Everyone seems to be all about winking these days. My colleague at work is constantly practicing, and again today my other friend over a hockey game. Perhaps only now a few of us are at that stage in life where we are finally realizing how hard it is to make winking discreet. I know - and have witnessed - that I'm not the only one who can't wink. It's really not my finest look either.
Sitting on our bar stools, Doug and I were trying to figure out who was worse at winking. The Chicago Blackhawks were clearly not going to win this one, but over here I WAS winning. He finally told me his friend is such a terrible winker, she just turns her head to the side and just blinks. Gotta admit, it gets the job done. It's a pretty fail-proof strategy.
Even though I work at one of the most highly reputable tech companies, it wasn't until my eighth manager (and after five years of being employed) who offered one of the most insightful pieces of advice. Constantly feeling less technical and in general just behind relative to my peers, one day he told me to "focus on your strengths".
Immersed in an environment where everyone around me seems to be doing something more impactful and amazing, I often get stuck in the loop of feeling like I need to be better, or want to be better. Constantly looking for feedback and "areas of development", we often forget and appreciate what we are good at. What we excel at.
That advice stayed with me, and I've stopped stressing out about how can't build data discrepancy tools or dashboards. Maybe I can't build a mobile app or debug a mobile app install issue using Charles. What I am good at is being able to distinguish what I can and cannot do, and being able to tell someone that I don't know know to do something. However, if I don't know how to do something, I better know who does. Thats what teams are for, and how or why teams are successful.
I didn't tell my manager this, but I did wonder if this could be considered "quitting". Or maybe quit while you're ahead. Maybe it's more about figuring out where to put your chips so that you have the highest probability of the greatest return. If you're good at something, or genuinely interested in something, the rate at which you get better at it will naturally be higher. Sounds like a Catch 22.

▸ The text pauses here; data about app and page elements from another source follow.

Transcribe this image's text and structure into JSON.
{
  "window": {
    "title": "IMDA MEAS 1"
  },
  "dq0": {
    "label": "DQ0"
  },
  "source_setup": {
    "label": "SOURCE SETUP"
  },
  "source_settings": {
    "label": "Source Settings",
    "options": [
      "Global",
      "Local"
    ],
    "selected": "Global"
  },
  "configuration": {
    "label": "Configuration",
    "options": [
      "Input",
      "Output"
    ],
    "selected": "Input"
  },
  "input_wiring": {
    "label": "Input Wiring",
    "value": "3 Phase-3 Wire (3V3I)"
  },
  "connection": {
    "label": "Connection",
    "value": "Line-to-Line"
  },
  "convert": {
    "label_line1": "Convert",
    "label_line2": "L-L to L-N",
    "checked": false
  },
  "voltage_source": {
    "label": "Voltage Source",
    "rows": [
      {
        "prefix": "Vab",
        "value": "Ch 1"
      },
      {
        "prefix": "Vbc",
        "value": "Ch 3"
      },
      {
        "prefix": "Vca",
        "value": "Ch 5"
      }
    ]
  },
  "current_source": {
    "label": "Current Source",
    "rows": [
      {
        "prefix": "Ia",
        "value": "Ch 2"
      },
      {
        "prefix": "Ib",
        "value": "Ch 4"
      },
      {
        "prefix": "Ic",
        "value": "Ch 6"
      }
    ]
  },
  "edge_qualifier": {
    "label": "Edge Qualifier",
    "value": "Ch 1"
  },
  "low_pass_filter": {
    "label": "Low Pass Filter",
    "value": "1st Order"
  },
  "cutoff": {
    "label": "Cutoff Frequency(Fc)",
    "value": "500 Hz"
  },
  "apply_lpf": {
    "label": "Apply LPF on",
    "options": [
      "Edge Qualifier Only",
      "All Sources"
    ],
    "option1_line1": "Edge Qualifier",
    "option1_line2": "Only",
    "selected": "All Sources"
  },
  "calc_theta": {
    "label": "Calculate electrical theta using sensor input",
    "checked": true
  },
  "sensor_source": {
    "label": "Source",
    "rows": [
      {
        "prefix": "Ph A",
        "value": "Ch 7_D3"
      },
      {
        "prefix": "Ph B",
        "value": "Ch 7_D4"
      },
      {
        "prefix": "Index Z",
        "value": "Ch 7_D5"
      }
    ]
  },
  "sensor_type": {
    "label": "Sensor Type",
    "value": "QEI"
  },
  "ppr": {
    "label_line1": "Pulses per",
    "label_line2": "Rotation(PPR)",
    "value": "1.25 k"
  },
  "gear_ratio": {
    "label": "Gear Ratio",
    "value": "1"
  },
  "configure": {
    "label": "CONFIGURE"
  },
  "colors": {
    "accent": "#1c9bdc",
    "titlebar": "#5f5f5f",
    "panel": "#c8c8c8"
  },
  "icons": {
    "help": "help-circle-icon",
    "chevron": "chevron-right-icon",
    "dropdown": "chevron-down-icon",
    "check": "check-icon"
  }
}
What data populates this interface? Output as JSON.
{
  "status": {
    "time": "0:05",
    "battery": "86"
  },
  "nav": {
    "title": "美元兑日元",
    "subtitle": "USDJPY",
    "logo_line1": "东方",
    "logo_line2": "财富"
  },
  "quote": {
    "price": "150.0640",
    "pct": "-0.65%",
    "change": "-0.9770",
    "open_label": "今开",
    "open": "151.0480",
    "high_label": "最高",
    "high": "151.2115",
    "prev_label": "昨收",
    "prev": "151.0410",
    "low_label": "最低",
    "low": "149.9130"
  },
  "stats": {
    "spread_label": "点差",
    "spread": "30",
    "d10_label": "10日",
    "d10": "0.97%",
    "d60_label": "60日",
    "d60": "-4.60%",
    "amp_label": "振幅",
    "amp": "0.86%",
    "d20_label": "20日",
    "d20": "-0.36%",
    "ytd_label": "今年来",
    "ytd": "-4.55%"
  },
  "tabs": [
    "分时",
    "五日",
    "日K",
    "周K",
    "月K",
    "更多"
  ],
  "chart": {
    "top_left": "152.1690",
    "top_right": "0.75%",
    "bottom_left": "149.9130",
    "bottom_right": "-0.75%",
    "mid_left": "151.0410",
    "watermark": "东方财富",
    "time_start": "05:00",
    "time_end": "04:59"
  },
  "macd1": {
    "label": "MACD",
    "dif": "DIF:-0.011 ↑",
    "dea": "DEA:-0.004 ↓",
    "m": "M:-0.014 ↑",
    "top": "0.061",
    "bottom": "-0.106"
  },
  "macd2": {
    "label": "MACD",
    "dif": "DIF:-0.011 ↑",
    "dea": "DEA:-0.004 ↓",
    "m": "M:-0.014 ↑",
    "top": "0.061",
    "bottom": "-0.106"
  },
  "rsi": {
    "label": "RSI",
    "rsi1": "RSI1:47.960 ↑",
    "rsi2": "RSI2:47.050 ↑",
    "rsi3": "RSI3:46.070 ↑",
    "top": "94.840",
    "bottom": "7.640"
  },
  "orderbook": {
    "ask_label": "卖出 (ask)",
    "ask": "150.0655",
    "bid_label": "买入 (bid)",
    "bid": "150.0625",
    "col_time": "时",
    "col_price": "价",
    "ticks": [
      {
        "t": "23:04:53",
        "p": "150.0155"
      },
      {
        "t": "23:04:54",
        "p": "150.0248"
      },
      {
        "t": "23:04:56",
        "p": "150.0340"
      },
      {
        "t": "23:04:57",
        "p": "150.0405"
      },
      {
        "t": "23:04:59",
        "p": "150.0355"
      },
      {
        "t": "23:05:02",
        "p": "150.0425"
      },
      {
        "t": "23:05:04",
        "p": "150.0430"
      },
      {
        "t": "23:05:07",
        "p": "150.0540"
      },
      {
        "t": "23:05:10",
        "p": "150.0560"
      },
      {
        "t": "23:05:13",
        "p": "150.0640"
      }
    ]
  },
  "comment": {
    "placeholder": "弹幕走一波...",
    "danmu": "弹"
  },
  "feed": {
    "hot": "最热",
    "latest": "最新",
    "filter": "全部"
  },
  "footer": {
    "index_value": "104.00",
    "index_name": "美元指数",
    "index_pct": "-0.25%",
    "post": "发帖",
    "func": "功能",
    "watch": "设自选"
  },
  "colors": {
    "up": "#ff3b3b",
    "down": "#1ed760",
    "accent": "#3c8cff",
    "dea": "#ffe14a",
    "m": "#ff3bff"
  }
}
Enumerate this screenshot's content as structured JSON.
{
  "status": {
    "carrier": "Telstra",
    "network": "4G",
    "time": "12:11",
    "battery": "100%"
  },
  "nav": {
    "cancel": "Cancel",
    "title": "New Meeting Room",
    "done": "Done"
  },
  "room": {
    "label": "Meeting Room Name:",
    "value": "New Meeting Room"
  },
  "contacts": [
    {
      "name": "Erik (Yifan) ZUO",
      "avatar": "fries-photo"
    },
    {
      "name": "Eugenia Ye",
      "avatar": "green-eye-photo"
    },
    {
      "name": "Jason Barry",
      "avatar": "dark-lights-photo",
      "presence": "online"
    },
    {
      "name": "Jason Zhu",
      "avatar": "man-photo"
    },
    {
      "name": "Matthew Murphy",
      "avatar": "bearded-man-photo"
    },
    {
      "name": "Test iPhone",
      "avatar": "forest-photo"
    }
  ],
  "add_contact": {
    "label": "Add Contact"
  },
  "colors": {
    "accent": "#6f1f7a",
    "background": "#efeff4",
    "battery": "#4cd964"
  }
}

So here's to worrying less about what we can't do, and to focusing more time and energy on what we can do.